**Exercise description**
Restate each of the lines below word for word and drop every picture.

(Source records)
__________

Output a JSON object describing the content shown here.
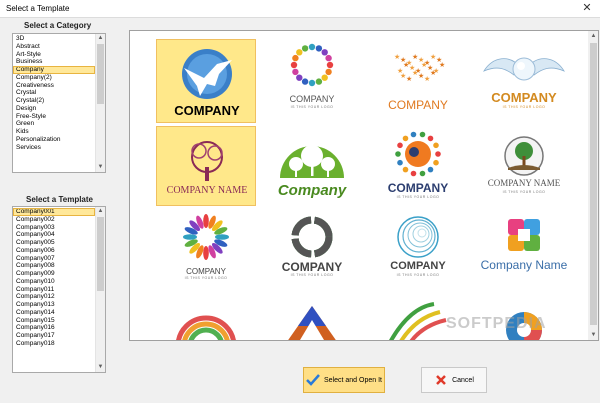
{
  "window": {
    "title": "Select a Template",
    "close_glyph": "✕"
  },
  "category_panel": {
    "title": "Select a Category",
    "items": [
      "3D",
      "Abstract",
      "Art-Style",
      "Business",
      "Company",
      "Company(2)",
      "Creativeness",
      "Crystal",
      "Crystal(2)",
      "Design",
      "Free-Style",
      "Green",
      "Kids",
      "Personalization",
      "Services"
    ],
    "selected": "Company"
  },
  "template_panel": {
    "title": "Select a Template",
    "items": [
      "Company001",
      "Company002",
      "Company003",
      "Company004",
      "Company005",
      "Company006",
      "Company007",
      "Company008",
      "Company009",
      "Company010",
      "Company011",
      "Company012",
      "Company013",
      "Company014",
      "Company015",
      "Company016",
      "Company017",
      "Company018"
    ],
    "selected": "Company001"
  },
  "gallery": {
    "tiles": [
      {
        "name": "Company001",
        "text": "COMPANY",
        "slogan": "",
        "color": "#2e6db4"
      },
      {
        "name": "Company002",
        "text": "COMPANY",
        "slogan": "IS THIS YOUR LOGO",
        "color": "#555555"
      },
      {
        "name": "Company003",
        "text": "COMPANY",
        "slogan": "",
        "color": "#e07a20"
      },
      {
        "name": "Company004",
        "text": "COMPANY",
        "slogan": "IS THIS YOUR LOGO",
        "color": "#d38a20"
      },
      {
        "name": "Company005",
        "text": "COMPANY NAME",
        "slogan": "",
        "color": "#8a2a55"
      },
      {
        "name": "Company006",
        "text": "Company",
        "slogan": "",
        "color": "#4a8a20"
      },
      {
        "name": "Company007",
        "text": "COMPANY",
        "slogan": "IS THIS YOUR LOGO",
        "color": "#2c3e70"
      },
      {
        "name": "Company008",
        "text": "COMPANY NAME",
        "slogan": "IS THIS YOUR LOGO",
        "color": "#555555"
      },
      {
        "name": "Company009",
        "text": "COMPANY",
        "slogan": "IS THIS YOUR LOGO",
        "color": "#444444"
      },
      {
        "name": "Company010",
        "text": "COMPANY",
        "slogan": "IS THIS YOUR LOGO",
        "color": "#444444"
      },
      {
        "name": "Company011",
        "text": "COMPANY",
        "slogan": "IS THIS YOUR LOGO",
        "color": "#444444"
      },
      {
        "name": "Company012",
        "text": "Company Name",
        "slogan": "",
        "color": "#3a6ea8"
      },
      {
        "name": "Company013",
        "text": "",
        "slogan": "",
        "color": "#e05050"
      },
      {
        "name": "Company014",
        "text": "",
        "slogan": "",
        "color": "#d06020"
      },
      {
        "name": "Company015",
        "text": "",
        "slogan": "",
        "color": "#40a040"
      },
      {
        "name": "Company016",
        "text": "",
        "slogan": "",
        "color": "#3080c0"
      }
    ],
    "selected": "Company001",
    "watermark": "SOFTPEDIA"
  },
  "buttons": {
    "select_open": "Select and Open It",
    "cancel": "Cancel"
  }
}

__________

**Exercise answer**
Output a JSON object describing the content shown here.
{
  "window": {
    "title": "Select a Template",
    "close_glyph": "✕"
  },
  "category_panel": {
    "title": "Select a Category",
    "items": [
      "3D",
      "Abstract",
      "Art-Style",
      "Business",
      "Company",
      "Company(2)",
      "Creativeness",
      "Crystal",
      "Crystal(2)",
      "Design",
      "Free-Style",
      "Green",
      "Kids",
      "Personalization",
      "Services"
    ],
    "selected": "Company"
  },
  "template_panel": {
    "title": "Select a Template",
    "items": [
      "Company001",
      "Company002",
      "Company003",
      "Company004",
      "Company005",
      "Company006",
      "Company007",
      "Company008",
      "Company009",
      "Company010",
      "Company011",
      "Company012",
      "Company013",
      "Company014",
      "Company015",
      "Company016",
      "Company017",
      "Company018"
    ],
    "selected": "Company001"
  },
  "gallery": {
    "tiles": [
      {
        "name": "Company001",
        "text": "COMPANY",
        "slogan": "",
        "color": "#2e6db4"
      },
      {
        "name": "Company002",
        "text": "COMPANY",
        "slogan": "IS THIS YOUR LOGO",
        "color": "#555555"
      },
      {
        "name": "Company003",
        "text": "COMPANY",
        "slogan": "",
        "color": "#e07a20"
      },
      {
        "name": "Company004",
        "text": "COMPANY",
        "slogan": "IS THIS YOUR LOGO",
        "color": "#d38a20"
      },
      {
        "name": "Company005",
        "text": "COMPANY NAME",
        "slogan": "",
        "color": "#8a2a55"
      },
      {
        "name": "Company006",
        "text": "Company",
        "slogan": "",
        "color": "#4a8a20"
      },
      {
        "name": "Company007",
        "text": "COMPANY",
        "slogan": "IS THIS YOUR LOGO",
        "color": "#2c3e70"
      },
      {
        "name": "Company008",
        "text": "COMPANY NAME",
        "slogan": "IS THIS YOUR LOGO",
        "color": "#555555"
      },
      {
        "name": "Company009",
        "text": "COMPANY",
        "slogan": "IS THIS YOUR LOGO",
        "color": "#444444"
      },
      {
        "name": "Company010",
        "text": "COMPANY",
        "slogan": "IS THIS YOUR LOGO",
        "color": "#444444"
      },
      {
        "name": "Company011",
        "text": "COMPANY",
        "slogan": "IS THIS YOUR LOGO",
        "color": "#444444"
      },
      {
        "name": "Company012",
        "text": "Company Name",
        "slogan": "",
        "color": "#3a6ea8"
      },
      {
        "name": "Company013",
        "text": "",
        "slogan": "",
        "color": "#e05050"
      },
      {
        "name": "Company014",
        "text": "",
        "slogan": "",
        "color": "#d06020"
      },
      {
        "name": "Company015",
        "text": "",
        "slogan": "",
        "color": "#40a040"
      },
      {
        "name": "Company016",
        "text": "",
        "slogan": "",
        "color": "#3080c0"
      }
    ],
    "selected": "Company001",
    "watermark": "SOFTPEDIA"
  },
  "buttons": {
    "select_open": "Select and Open It",
    "cancel": "Cancel"
  }
}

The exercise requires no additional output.